* _GIVEN ENTRIES_:
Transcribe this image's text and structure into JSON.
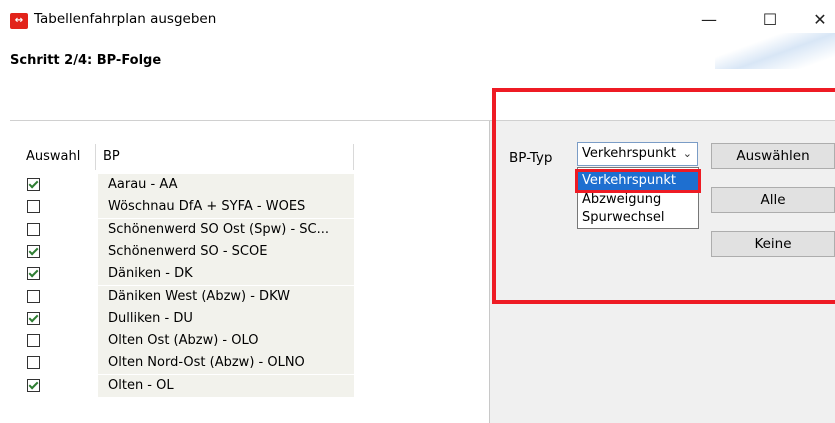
{
  "window": {
    "icon_text": "↔",
    "title": "Tabellenfahrplan ausgeben",
    "minimize_glyph": "—",
    "maximize_glyph": "☐",
    "close_glyph": "✕"
  },
  "step": {
    "title": "Schritt 2/4: BP-Folge"
  },
  "table": {
    "columns": [
      "Auswahl",
      "BP"
    ],
    "rows": [
      {
        "checked": true,
        "bp": "Aarau - AA"
      },
      {
        "checked": false,
        "bp": "Wöschnau DfA + SYFA - WOES"
      },
      {
        "checked": false,
        "bp": "Schönenwerd SO Ost (Spw) - SC..."
      },
      {
        "checked": true,
        "bp": "Schönenwerd SO - SCOE"
      },
      {
        "checked": true,
        "bp": "Däniken - DK"
      },
      {
        "checked": false,
        "bp": "Däniken West (Abzw) - DKW"
      },
      {
        "checked": true,
        "bp": "Dulliken - DU"
      },
      {
        "checked": false,
        "bp": "Olten Ost (Abzw) - OLO"
      },
      {
        "checked": false,
        "bp": "Olten Nord-Ost (Abzw) - OLNO"
      },
      {
        "checked": true,
        "bp": "Olten - OL"
      }
    ]
  },
  "filter": {
    "label": "BP-Typ",
    "selected_value": "Verkehrspunkt",
    "options": [
      "Verkehrspunkt",
      "Abzweigung",
      "Spurwechsel"
    ],
    "highlighted_option_index": 0
  },
  "buttons": {
    "select_label": "Auswählen",
    "all_label": "Alle",
    "none_label": "Keine"
  },
  "colors": {
    "accent_red": "#ee1b24",
    "selection_blue": "#1e6fd0",
    "app_icon_red": "#e2231a"
  }
}
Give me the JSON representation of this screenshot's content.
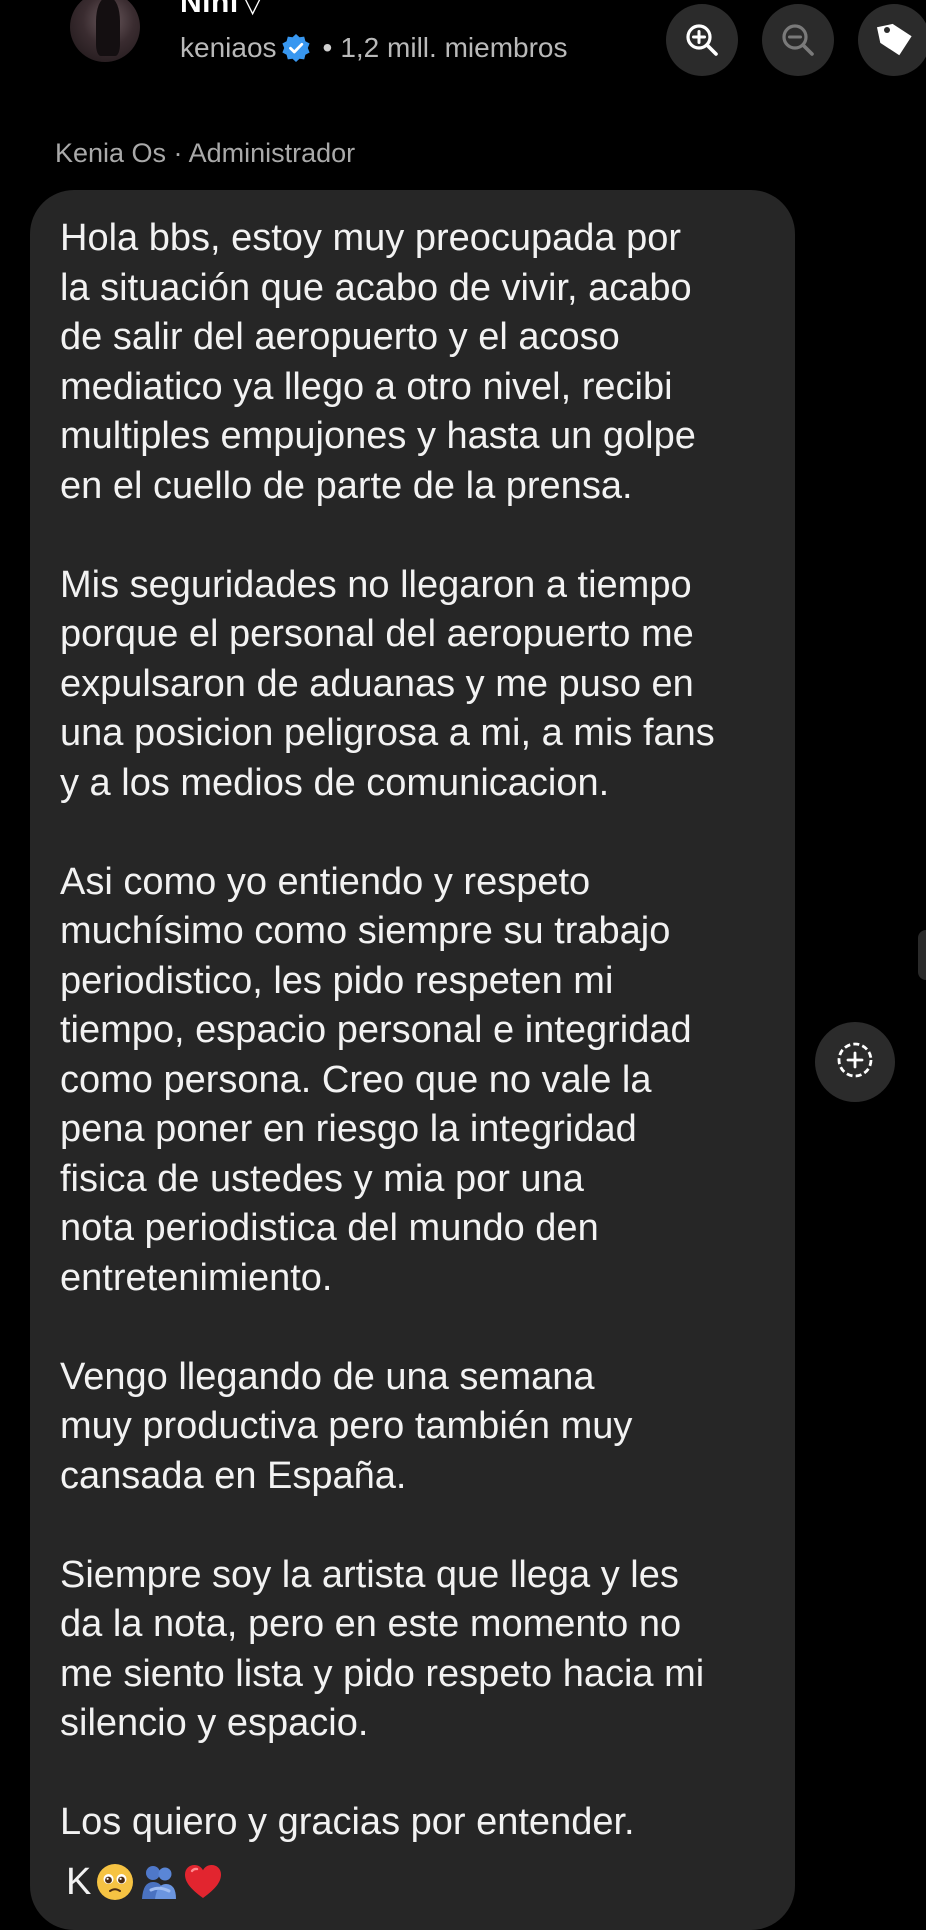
{
  "header": {
    "channel_name": "Nini",
    "channel_chevron": "▽",
    "username": "keniaos",
    "separator": "•",
    "members": "1,2 mill. miembros",
    "zoom_in_icon": "zoom-in-icon",
    "zoom_out_icon": "zoom-out-icon",
    "tag_icon": "tag-icon",
    "verified_color": "#3897f0"
  },
  "message": {
    "sender": "Kenia Os · Administrador",
    "paragraphs": [
      "Hola bbs, estoy muy preocupada por\nla situación que acabo de vivir, acabo\nde salir del aeropuerto y el acoso\nmediatico ya llego a otro nivel, recibi\nmultiples empujones y hasta un golpe\nen el cuello de parte de la prensa.",
      "Mis seguridades no llegaron a tiempo\nporque el personal del aeropuerto me\nexpulsaron de aduanas y me puso en\nuna posicion peligrosa a mi, a mis fans\ny a los medios de comunicacion.",
      "Asi como yo entiendo y respeto\nmuchísimo como siempre su trabajo\nperiodistico, les pido respeten mi\ntiempo, espacio personal e integridad\ncomo persona. Creo que no vale la\npena poner en riesgo la integridad\nfisica de ustedes y mia por una\nnota periodistica del mundo den\nentretenimiento.",
      "Vengo llegando de una semana\nmuy productiva pero también muy\ncansada en España.",
      "Siempre soy la artista que llega y les\nda la nota, pero en este momento no\nme siento lista y pido respeto hacia mi\nsilencio y espacio.",
      "Los quiero y gracias por entender."
    ],
    "signature": "K",
    "emojis": [
      "pleading-face-emoji",
      "people-hugging-emoji",
      "red-heart-emoji"
    ]
  },
  "actions": {
    "react_icon": "add-reaction-icon"
  },
  "colors": {
    "background": "#000000",
    "bubble": "#262626",
    "button": "#2b2b2b",
    "secondary_text": "#b9b9b9"
  }
}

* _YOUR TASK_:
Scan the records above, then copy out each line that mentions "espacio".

* _EXERCISE RESPONSE_:
      "Asi como yo entiendo y respeto\nmuchísimo como siempre su trabajo\nperiodistico, les pido respeten mi\ntiempo, espacio personal e integridad\ncomo persona. Creo que no vale la\npena poner en riesgo la integridad\nfisica de ustedes y mia por una\nnota periodistica del mundo den\nentretenimiento.",
      "Siempre soy la artista que llega y les\nda la nota, pero en este momento no\nme siento lista y pido respeto hacia mi\nsilencio y espacio.",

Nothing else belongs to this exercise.